Mazda North American Operations is headquartered in Irvine, California, and oversees the sales, marketing, parts and customer service support of Mazda vehicles in the United States and Mexico through nearly 700 dealers. Operations in Mexico are managed by Mazda Motor de Mexico in Mexico City. For more information on Mazda vehicles, including photography and B-roll, please visit the online Mazda media center at InsideMazda.MazdaUSA.com/Newsroom.
Follow MNAO’s social media channels through Twitter and Instagram at @MazdaUSA and Facebook at Facebook.com/MazdaUSA.
It's time to dole out the 'Star of the Race' honors for the #IndyTO! I'll kick things off with USF2000 Series Race 1 and that nod goes to Dakota Dickerson Racing from ArmsUp Motorsports.
The San Diego, CA resident has worked non-stop on his career since his first season in the MRTI in 2016, and it's good to have him back. Dakota has connected with ArmsUp engineer John Walko and the team is now fighting for podiums and wins.
Dakota had a great outing in TO and rewarded Gregg Borland and Brent Borland for providing him with the opportunity with a second place finish.
Over the past couple of years, we’ve seen the great success of the Mazda Road to Indy ladder system created by Tony George, Jr. and Jason Penix.
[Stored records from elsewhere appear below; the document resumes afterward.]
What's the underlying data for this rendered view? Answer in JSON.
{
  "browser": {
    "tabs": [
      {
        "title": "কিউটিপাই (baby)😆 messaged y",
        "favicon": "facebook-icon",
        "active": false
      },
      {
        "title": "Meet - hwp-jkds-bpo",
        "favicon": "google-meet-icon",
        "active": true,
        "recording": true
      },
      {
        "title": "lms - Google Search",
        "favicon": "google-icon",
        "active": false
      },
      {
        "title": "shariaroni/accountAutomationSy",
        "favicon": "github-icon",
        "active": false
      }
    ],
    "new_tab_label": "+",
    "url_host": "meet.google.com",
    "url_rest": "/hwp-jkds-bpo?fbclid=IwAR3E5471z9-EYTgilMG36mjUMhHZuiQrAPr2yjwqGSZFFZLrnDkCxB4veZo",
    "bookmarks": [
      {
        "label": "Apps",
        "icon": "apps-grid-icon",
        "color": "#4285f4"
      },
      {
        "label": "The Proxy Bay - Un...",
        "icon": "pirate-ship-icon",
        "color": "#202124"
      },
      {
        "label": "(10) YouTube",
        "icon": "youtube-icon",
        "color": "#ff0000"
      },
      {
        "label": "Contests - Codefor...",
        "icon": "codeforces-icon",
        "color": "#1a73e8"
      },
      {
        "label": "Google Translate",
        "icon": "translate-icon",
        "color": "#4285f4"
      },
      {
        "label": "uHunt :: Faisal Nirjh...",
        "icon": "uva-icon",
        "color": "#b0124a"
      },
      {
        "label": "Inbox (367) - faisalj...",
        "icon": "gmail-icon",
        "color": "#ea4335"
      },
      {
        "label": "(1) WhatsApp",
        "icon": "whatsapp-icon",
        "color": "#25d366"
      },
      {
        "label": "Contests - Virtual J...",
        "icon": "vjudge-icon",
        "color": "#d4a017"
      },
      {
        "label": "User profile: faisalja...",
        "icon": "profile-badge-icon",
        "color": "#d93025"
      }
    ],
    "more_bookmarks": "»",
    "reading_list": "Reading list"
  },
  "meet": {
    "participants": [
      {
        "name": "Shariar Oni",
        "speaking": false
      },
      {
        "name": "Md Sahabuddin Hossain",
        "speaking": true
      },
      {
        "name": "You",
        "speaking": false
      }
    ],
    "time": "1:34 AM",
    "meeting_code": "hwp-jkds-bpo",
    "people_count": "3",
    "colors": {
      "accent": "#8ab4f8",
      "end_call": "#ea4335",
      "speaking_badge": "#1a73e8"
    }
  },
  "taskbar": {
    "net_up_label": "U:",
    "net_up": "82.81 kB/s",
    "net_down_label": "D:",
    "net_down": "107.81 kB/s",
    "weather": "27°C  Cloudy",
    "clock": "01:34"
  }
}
While much emphasis is placed on the graduation of drivers from one series to the next, they’re not the only ones picking up skills and looking to advance into the IZOD IndyCar Series.
Drivers move up from karts or small formula cars such as the 1600cc Skip Barber machines into the USF2000 National Championship. From there, they step up to a higher-horsepower, more aerodynamic sensitive Star Mazda machine, and then into the 450hp, 190+ mph Firestone Indy Lights racers. A number of drivers have already demonstrated how successfully each of these series have prepared them for the next level of competition.
We need only to look at former Star Mazda champion, and Indy Lights driver Conor Daly and his first win in the highly competitive GP3 series. The IZOD IndyCar Series is now replete with graduates from these junior formula series, with the notable standouts being James Hinchcliffe, and former Indy Lights champions JR Hildebrand and Josef Newgarden.
Seldom given any airtime and recognition in the press, many of the mechanics and engineers in USF2000, Star Mazda, and Indy Lights are also seeking to move up the ladder and one day find themselves on the grid on Race Day morning as a participant in the Greatest Spectacle in Racing.
For one young engineer, that dream will be realized this month as Star Mazda Quality Control Engineer Kate Gundlach, a mechanical engineer graduate from the University of Pittsburgh, will join forces with Simona de Silvestro at HVM Racing beginning with this year’s Indianapolis 500 Mile Race as the teams Data and Electronics Engineer.
“I worked with HVM during the Long Beach Grand Prix weekend and was very pleased when they offered me the DAG position on Simona’s car. I was very impressed with Simona and the HVM team, with their level of professionalism and presentation. It’s a huge change, moving from working for a series to working for a team, but the professional – and personal – education I received while working for the Star Mazda Championship has prepared me to hit the ground running in IndyCar and be confident that I can contribute to Lotus HVM Racing’s success.”
— Kate Gundlach, #78 Nuclear Clean Air Energy Lotus/Dallara HVM Racing Data and Electrical Engineer
It’s fantastic to see the graduation of professionals of all kinds through the Mazda Road to Indy program. It benefits the teams at the higher levels by creating a pool of experienced and seasoned engineers and mechanics from which to recruit. It also benefits the teams at the lower levels by providing a clear and tangible avenue for career advancement beyond the initial job for which they were hired. Successful recruiting of the best talent means first having the ability to provide them with a dynamic career environment.
Ms. Gundlach’s example should be a ray of hope and a model for young aspiring race engineers.
Here you can find out about our developments and experiences in coaching and engineering